**Work instructions:** Each line of the material below needs to be returned exactly as written.

**Exercise input:**
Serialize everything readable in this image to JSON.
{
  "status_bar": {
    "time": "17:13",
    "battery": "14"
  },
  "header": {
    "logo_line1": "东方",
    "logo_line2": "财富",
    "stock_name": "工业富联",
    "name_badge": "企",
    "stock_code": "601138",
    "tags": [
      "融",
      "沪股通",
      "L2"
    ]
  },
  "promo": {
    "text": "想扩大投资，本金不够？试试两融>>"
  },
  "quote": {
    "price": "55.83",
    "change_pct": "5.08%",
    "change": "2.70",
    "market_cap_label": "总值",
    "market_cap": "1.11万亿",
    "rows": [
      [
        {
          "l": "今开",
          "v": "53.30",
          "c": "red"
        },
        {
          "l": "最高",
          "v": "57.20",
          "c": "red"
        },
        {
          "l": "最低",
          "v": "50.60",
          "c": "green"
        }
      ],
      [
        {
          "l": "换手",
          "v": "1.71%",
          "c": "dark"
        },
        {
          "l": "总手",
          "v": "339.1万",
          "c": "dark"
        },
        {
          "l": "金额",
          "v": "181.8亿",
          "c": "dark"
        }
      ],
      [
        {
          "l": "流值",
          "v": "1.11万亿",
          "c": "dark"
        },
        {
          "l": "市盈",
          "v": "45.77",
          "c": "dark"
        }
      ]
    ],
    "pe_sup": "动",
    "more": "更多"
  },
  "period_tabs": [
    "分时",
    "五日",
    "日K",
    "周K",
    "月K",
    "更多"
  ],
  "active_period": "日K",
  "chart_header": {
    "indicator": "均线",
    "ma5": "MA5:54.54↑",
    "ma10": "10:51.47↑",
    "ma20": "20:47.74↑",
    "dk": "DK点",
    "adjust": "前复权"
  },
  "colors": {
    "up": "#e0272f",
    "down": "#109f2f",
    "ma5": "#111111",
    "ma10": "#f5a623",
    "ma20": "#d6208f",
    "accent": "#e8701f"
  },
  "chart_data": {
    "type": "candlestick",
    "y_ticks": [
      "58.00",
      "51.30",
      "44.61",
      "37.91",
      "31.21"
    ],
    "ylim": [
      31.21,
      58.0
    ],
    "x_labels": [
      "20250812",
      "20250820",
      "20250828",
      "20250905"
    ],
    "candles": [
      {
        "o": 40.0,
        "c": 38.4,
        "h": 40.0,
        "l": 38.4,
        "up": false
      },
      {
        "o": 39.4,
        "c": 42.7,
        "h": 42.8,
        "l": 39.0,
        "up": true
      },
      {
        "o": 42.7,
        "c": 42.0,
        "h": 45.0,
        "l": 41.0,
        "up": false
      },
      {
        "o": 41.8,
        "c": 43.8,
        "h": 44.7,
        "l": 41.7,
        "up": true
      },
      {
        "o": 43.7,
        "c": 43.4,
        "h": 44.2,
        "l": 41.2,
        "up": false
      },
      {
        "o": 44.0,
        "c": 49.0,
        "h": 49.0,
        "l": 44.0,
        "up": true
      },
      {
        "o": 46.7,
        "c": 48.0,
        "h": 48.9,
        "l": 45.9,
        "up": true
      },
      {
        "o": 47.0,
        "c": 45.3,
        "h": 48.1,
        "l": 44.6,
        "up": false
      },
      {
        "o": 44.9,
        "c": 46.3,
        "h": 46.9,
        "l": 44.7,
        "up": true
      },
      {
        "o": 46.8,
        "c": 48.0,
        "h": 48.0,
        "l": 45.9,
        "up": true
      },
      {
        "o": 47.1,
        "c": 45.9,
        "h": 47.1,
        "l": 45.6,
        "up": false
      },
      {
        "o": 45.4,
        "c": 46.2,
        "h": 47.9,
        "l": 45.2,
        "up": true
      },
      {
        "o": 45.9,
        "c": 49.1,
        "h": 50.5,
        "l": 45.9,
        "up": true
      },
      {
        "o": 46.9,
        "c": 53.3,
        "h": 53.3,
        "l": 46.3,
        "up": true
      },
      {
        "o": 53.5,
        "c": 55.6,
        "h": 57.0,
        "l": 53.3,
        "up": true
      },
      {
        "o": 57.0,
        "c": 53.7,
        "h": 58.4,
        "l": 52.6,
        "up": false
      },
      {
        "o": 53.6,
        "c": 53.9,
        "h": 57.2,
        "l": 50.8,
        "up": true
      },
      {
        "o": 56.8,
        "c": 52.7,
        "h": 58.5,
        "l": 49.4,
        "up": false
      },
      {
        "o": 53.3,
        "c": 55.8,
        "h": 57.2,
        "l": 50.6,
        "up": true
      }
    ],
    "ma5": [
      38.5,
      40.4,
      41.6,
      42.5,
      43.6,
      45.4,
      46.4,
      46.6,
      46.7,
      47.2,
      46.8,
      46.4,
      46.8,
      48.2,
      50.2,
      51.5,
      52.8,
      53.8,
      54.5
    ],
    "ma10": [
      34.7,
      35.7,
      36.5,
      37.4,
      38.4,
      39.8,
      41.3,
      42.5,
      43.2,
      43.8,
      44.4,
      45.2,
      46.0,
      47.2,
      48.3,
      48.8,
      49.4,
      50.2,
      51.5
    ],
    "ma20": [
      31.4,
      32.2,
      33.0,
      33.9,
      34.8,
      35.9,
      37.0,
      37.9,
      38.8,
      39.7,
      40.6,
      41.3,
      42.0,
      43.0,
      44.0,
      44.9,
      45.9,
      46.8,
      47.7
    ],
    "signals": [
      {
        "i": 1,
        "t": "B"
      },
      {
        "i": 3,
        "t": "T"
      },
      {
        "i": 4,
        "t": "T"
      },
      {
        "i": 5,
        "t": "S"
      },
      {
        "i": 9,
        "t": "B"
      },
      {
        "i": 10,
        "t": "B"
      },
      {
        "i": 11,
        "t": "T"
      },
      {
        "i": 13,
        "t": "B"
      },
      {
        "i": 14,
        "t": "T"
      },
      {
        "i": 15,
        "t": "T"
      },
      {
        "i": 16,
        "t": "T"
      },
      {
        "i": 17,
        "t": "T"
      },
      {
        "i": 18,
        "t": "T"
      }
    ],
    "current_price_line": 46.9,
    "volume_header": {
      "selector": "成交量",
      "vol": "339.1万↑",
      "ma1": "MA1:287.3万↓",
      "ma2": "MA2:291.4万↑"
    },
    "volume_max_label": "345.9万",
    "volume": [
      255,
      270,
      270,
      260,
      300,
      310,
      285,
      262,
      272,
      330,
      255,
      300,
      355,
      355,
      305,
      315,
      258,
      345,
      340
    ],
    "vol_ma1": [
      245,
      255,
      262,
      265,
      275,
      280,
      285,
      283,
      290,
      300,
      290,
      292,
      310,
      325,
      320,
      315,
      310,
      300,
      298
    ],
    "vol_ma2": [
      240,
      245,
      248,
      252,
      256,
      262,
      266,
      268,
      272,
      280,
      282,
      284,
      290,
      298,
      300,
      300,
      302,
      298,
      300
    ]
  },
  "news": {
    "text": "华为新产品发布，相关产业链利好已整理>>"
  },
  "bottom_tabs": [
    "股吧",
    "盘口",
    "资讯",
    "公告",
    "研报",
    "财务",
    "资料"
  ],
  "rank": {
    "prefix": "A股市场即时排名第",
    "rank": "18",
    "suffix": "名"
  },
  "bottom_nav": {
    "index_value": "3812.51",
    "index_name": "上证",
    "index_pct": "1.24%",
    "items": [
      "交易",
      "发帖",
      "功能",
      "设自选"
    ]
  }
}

**Expected answer:**
Serialize everything readable in this image to JSON.
{
  "status_bar": {
    "time": "17:13",
    "battery": "14"
  },
  "header": {
    "logo_line1": "东方",
    "logo_line2": "财富",
    "stock_name": "工业富联",
    "name_badge": "企",
    "stock_code": "601138",
    "tags": [
      "融",
      "沪股通",
      "L2"
    ]
  },
  "promo": {
    "text": "想扩大投资，本金不够？试试两融>>"
  },
  "quote": {
    "price": "55.83",
    "change_pct": "5.08%",
    "change": "2.70",
    "market_cap_label": "总值",
    "market_cap": "1.11万亿",
    "rows": [
      [
        {
          "l": "今开",
          "v": "53.30",
          "c": "red"
        },
        {
          "l": "最高",
          "v": "57.20",
          "c": "red"
        },
        {
          "l": "最低",
          "v": "50.60",
          "c": "green"
        }
      ],
      [
        {
          "l": "换手",
          "v": "1.71%",
          "c": "dark"
        },
        {
          "l": "总手",
          "v": "339.1万",
          "c": "dark"
        },
        {
          "l": "金额",
          "v": "181.8亿",
          "c": "dark"
        }
      ],
      [
        {
          "l": "流值",
          "v": "1.11万亿",
          "c": "dark"
        },
        {
          "l": "市盈",
          "v": "45.77",
          "c": "dark"
        }
      ]
    ],
    "pe_sup": "动",
    "more": "更多"
  },
  "period_tabs": [
    "分时",
    "五日",
    "日K",
    "周K",
    "月K",
    "更多"
  ],
  "active_period": "日K",
  "chart_header": {
    "indicator": "均线",
    "ma5": "MA5:54.54↑",
    "ma10": "10:51.47↑",
    "ma20": "20:47.74↑",
    "dk": "DK点",
    "adjust": "前复权"
  },
  "colors": {
    "up": "#e0272f",
    "down": "#109f2f",
    "ma5": "#111111",
    "ma10": "#f5a623",
    "ma20": "#d6208f",
    "accent": "#e8701f"
  },
  "chart_data": {
    "type": "candlestick",
    "y_ticks": [
      "58.00",
      "51.30",
      "44.61",
      "37.91",
      "31.21"
    ],
    "ylim": [
      31.21,
      58.0
    ],
    "x_labels": [
      "20250812",
      "20250820",
      "20250828",
      "20250905"
    ],
    "candles": [
      {
        "o": 40.0,
        "c": 38.4,
        "h": 40.0,
        "l": 38.4,
        "up": false
      },
      {
        "o": 39.4,
        "c": 42.7,
        "h": 42.8,
        "l": 39.0,
        "up": true
      },
      {
        "o": 42.7,
        "c": 42.0,
        "h": 45.0,
        "l": 41.0,
        "up": false
      },
      {
        "o": 41.8,
        "c": 43.8,
        "h": 44.7,
        "l": 41.7,
        "up": true
      },
      {
        "o": 43.7,
        "c": 43.4,
        "h": 44.2,
        "l": 41.2,
        "up": false
      },
      {
        "o": 44.0,
        "c": 49.0,
        "h": 49.0,
        "l": 44.0,
        "up": true
      },
      {
        "o": 46.7,
        "c": 48.0,
        "h": 48.9,
        "l": 45.9,
        "up": true
      },
      {
        "o": 47.0,
        "c": 45.3,
        "h": 48.1,
        "l": 44.6,
        "up": false
      },
      {
        "o": 44.9,
        "c": 46.3,
        "h": 46.9,
        "l": 44.7,
        "up": true
      },
      {
        "o": 46.8,
        "c": 48.0,
        "h": 48.0,
        "l": 45.9,
        "up": true
      },
      {
        "o": 47.1,
        "c": 45.9,
        "h": 47.1,
        "l": 45.6,
        "up": false
      },
      {
        "o": 45.4,
        "c": 46.2,
        "h": 47.9,
        "l": 45.2,
        "up": true
      },
      {
        "o": 45.9,
        "c": 49.1,
        "h": 50.5,
        "l": 45.9,
        "up": true
      },
      {
        "o": 46.9,
        "c": 53.3,
        "h": 53.3,
        "l": 46.3,
        "up": true
      },
      {
        "o": 53.5,
        "c": 55.6,
        "h": 57.0,
        "l": 53.3,
        "up": true
      },
      {
        "o": 57.0,
        "c": 53.7,
        "h": 58.4,
        "l": 52.6,
        "up": false
      },
      {
        "o": 53.6,
        "c": 53.9,
        "h": 57.2,
        "l": 50.8,
        "up": true
      },
      {
        "o": 56.8,
        "c": 52.7,
        "h": 58.5,
        "l": 49.4,
        "up": false
      },
      {
        "o": 53.3,
        "c": 55.8,
        "h": 57.2,
        "l": 50.6,
        "up": true
      }
    ],
    "ma5": [
      38.5,
      40.4,
      41.6,
      42.5,
      43.6,
      45.4,
      46.4,
      46.6,
      46.7,
      47.2,
      46.8,
      46.4,
      46.8,
      48.2,
      50.2,
      51.5,
      52.8,
      53.8,
      54.5
    ],
    "ma10": [
      34.7,
      35.7,
      36.5,
      37.4,
      38.4,
      39.8,
      41.3,
      42.5,
      43.2,
      43.8,
      44.4,
      45.2,
      46.0,
      47.2,
      48.3,
      48.8,
      49.4,
      50.2,
      51.5
    ],
    "ma20": [
      31.4,
      32.2,
      33.0,
      33.9,
      34.8,
      35.9,
      37.0,
      37.9,
      38.8,
      39.7,
      40.6,
      41.3,
      42.0,
      43.0,
      44.0,
      44.9,
      45.9,
      46.8,
      47.7
    ],
    "signals": [
      {
        "i": 1,
        "t": "B"
      },
      {
        "i": 3,
        "t": "T"
      },
      {
        "i": 4,
        "t": "T"
      },
      {
        "i": 5,
        "t": "S"
      },
      {
        "i": 9,
        "t": "B"
      },
      {
        "i": 10,
        "t": "B"
      },
      {
        "i": 11,
        "t": "T"
      },
      {
        "i": 13,
        "t": "B"
      },
      {
        "i": 14,
        "t": "T"
      },
      {
        "i": 15,
        "t": "T"
      },
      {
        "i": 16,
        "t": "T"
      },
      {
        "i": 17,
        "t": "T"
      },
      {
        "i": 18,
        "t": "T"
      }
    ],
    "current_price_line": 46.9,
    "volume_header": {
      "selector": "成交量",
      "vol": "339.1万↑",
      "ma1": "MA1:287.3万↓",
      "ma2": "MA2:291.4万↑"
    },
    "volume_max_label": "345.9万",
    "volume": [
      255,
      270,
      270,
      260,
      300,
      310,
      285,
      262,
      272,
      330,
      255,
      300,
      355,
      355,
      305,
      315,
      258,
      345,
      340
    ],
    "vol_ma1": [
      245,
      255,
      262,
      265,
      275,
      280,
      285,
      283,
      290,
      300,
      290,
      292,
      310,
      325,
      320,
      315,
      310,
      300,
      298
    ],
    "vol_ma2": [
      240,
      245,
      248,
      252,
      256,
      262,
      266,
      268,
      272,
      280,
      282,
      284,
      290,
      298,
      300,
      300,
      302,
      298,
      300
    ]
  },
  "news": {
    "text": "华为新产品发布，相关产业链利好已整理>>"
  },
  "bottom_tabs": [
    "股吧",
    "盘口",
    "资讯",
    "公告",
    "研报",
    "财务",
    "资料"
  ],
  "rank": {
    "prefix": "A股市场即时排名第",
    "rank": "18",
    "suffix": "名"
  },
  "bottom_nav": {
    "index_value": "3812.51",
    "index_name": "上证",
    "index_pct": "1.24%",
    "items": [
      "交易",
      "发帖",
      "功能",
      "设自选"
    ]
  }
}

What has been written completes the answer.